Today is May 1st – known to many around the world as Blogging against Disabilism Day. A day where people, who are affected by disability and experience prejudice because of it, write about it. That’s all – a very simple idea, the brainchild of Goldfish and who is now ably supported by her husband, Mr. Goldfish. It’s a fantastic day, with tons of really moving, really well written blogs that are posted, worldwide, throughout the day – and in the days after, since some people are not always well enough to take part on the day.
But here’s the thing. This blog is aimed at deaf people. And I know many deaf people really have a problem with disability, with being seen as disabled – and as a result, will totally reject any idea of joining in with BADD.

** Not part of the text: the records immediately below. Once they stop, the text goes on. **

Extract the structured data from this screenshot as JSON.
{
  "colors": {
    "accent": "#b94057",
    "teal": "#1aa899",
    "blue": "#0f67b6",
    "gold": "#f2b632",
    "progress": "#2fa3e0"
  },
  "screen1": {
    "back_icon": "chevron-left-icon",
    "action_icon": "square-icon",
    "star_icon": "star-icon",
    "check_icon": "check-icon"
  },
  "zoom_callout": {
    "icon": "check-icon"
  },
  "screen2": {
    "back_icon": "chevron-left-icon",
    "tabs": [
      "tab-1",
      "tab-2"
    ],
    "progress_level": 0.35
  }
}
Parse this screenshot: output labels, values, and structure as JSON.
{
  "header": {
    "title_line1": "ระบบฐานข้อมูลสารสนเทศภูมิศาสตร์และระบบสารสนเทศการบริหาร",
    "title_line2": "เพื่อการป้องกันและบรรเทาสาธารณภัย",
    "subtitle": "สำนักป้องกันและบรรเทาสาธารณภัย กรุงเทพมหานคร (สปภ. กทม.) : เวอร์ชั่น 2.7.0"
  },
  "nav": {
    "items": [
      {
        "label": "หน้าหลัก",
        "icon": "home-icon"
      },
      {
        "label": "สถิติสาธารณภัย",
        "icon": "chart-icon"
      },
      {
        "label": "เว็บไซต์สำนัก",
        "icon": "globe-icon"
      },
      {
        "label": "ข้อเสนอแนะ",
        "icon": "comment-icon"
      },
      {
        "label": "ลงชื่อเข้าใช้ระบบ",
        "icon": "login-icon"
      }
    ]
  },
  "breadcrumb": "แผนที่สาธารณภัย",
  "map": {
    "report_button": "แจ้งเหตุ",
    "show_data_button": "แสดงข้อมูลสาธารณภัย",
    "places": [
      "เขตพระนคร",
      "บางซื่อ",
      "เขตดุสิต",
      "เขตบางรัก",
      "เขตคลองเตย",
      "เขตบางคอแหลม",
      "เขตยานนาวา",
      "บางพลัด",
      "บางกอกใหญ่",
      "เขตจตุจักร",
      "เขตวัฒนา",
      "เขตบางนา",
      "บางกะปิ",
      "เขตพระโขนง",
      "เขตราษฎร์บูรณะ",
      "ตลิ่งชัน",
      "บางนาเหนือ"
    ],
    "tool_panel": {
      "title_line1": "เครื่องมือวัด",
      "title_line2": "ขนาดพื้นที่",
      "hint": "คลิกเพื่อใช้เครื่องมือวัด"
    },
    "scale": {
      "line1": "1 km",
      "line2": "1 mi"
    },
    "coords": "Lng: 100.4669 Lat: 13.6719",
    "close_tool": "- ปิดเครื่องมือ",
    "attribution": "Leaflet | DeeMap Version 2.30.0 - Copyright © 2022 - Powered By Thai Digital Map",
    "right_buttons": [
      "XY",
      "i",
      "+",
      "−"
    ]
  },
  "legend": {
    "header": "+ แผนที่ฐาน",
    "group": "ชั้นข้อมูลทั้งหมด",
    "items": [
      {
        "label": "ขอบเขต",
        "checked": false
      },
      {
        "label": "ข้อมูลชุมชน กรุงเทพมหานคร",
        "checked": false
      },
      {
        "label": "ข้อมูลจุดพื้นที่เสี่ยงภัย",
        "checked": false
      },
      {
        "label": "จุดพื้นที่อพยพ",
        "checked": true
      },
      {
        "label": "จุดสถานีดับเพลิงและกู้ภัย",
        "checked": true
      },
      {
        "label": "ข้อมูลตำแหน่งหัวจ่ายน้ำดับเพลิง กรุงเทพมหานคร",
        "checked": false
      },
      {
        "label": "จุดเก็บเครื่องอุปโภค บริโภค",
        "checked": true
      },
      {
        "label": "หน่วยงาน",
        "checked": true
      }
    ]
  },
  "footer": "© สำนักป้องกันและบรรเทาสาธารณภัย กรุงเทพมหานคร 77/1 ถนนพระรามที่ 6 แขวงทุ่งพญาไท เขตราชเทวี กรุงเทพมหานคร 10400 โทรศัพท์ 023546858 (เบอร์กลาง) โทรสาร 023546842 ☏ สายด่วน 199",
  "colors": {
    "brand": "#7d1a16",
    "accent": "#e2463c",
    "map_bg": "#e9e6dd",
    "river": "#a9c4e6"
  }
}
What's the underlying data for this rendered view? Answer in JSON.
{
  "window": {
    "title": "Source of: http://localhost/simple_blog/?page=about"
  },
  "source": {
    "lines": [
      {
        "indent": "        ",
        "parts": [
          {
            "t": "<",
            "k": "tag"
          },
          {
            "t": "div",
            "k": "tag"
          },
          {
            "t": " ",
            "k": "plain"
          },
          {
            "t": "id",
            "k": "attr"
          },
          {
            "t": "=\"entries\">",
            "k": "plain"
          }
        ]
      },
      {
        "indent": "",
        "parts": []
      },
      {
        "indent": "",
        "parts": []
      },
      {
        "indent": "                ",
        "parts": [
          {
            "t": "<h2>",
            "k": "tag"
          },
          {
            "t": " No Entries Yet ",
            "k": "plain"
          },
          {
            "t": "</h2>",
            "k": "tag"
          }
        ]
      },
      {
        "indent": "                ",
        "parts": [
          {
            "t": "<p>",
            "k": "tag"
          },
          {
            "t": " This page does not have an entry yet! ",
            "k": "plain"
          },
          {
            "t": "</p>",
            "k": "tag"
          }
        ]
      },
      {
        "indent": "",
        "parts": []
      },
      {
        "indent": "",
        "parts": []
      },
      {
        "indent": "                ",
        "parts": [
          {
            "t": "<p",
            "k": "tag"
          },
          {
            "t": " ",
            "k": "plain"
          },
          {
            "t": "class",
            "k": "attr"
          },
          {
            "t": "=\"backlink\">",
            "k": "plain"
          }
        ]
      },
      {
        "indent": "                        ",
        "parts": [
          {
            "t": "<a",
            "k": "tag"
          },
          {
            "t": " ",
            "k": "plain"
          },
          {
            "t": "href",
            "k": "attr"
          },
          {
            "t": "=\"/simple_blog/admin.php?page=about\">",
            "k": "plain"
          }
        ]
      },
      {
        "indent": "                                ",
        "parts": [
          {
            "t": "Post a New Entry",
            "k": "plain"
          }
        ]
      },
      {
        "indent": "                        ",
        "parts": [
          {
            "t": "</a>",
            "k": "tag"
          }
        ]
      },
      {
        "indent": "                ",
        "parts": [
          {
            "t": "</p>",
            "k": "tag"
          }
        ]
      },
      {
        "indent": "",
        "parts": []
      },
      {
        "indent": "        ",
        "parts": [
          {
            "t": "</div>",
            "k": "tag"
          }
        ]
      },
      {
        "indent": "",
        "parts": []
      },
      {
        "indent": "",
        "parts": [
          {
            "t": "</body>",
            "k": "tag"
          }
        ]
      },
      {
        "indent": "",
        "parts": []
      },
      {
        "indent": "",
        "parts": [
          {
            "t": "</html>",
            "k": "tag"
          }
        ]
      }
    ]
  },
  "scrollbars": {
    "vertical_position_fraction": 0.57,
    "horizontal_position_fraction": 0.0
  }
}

‘Why should I do this? Great for them, but I’m deaf, not disabled!!!’
Here’s why: because you are.
I’m sorry, but to the world at large, to the world that mostly doesn’t care, you are deaf. Your ears don’t work properly. That lumps you squarely in the same category as all the other people that have bits of them that don’t work properly – eyes, legs, spines, nerves, arms, lungs … and so on. Dis-abled – meaning not abled. Your ears don’t work. Therefore you are disabled.
Oh, I understand why there has been a wholesale rejection of the idea that as deaf people are disabled. Deaf people have had to fight long and hard for the idea that just because they are deaf, doesn’t mean that they can’t do anything (in fact, they most decidedly can). There’s also been a wholesale rejection of the disability model, because for many deaf people, they feel that they are a cultural minority, with a different language and culture, just as, say, Jewish people or Scottish Gaelics, and they have fought long and hard to be accepted as such, and more importantly, to qualify for government funding as such.
Believe me, I get all that.
But here’s the thing: the world out there doesn’t care whether you, as a deaf person, can still be a doctor. They may well be very admiring, in that inspiration porn kinda way, and wish in their minds that more disabled people would be like that. The world out there largely doesn’t care if you’re a cultural minority, about the incredible beauty of sign language, of the hilariously funny jokes of John Smith, the stunning poetry of Dorothy Miles – and so many other wonderfully creative, active, hard working, high achieving, deaf people.
We – your fellow deaf people – are not the ones that need to be convinced of all this.
The world out there thinks you’re disabled. It treats you as a disabled person. Subjects you to the same prejudice that disabled people have been suffering for a long time. [To give one example: you think only deaf people are affected by the recent changes to Access to Work? Hell, no.] The fact is, the last five years have been hellishly bad for disabled people. Actually, scratch that, the last ten years. There’s been a systematic programme on the part of the goverment – all government – to demonise the disabled. To call them scroungers, refer to them in degrogatory terms. This has been well documented and the changes to funding systems and benefit systems over the last five years has been the culmination of that.
And that’s why days like BADD are so terribly important for deaf people as well as disabled people. Because deaf people are disabled, and its important that deaf people’s voice is heard. Heard as part of the rising clamour of voices that are making the world out there, the voting public, realise the damage that has been done in the last ten years to the silent minority. It is often said that the measure of a society, of a government, is how it treats it’s weakest members. Churchill said it, Truman said it, Hubert Humphreys said it, Pope John Paul II said it – or variations on it. Right now, with an election looming, society is beginning to wake up and realise what has been done in its name, the people who have died in the cold, alone, in terror, because of the ‘pointless cruelty’. Right now, a tipping point is fast approaching, in the cultural hegemony of the disabled person as a scrounger, living off the state – and the disabled are aware of this, and working to maximise it.
You want to know why, as a deaf person, you should be joining BADD?
Because of this. Because you are disabled. Because your voice needs to be heard. Because on a day like this, what needs to happen is joining, support, not division, not rejection, to make sure that in the next five years, society doesn’t treat the disabled – i.e. YOU – as they have been doing for so long.
Take to your Keyboards. The time is now for you to write, to sign, to do VLogs about it. Show them how powerful deaf activism can be.
Take part in BADD.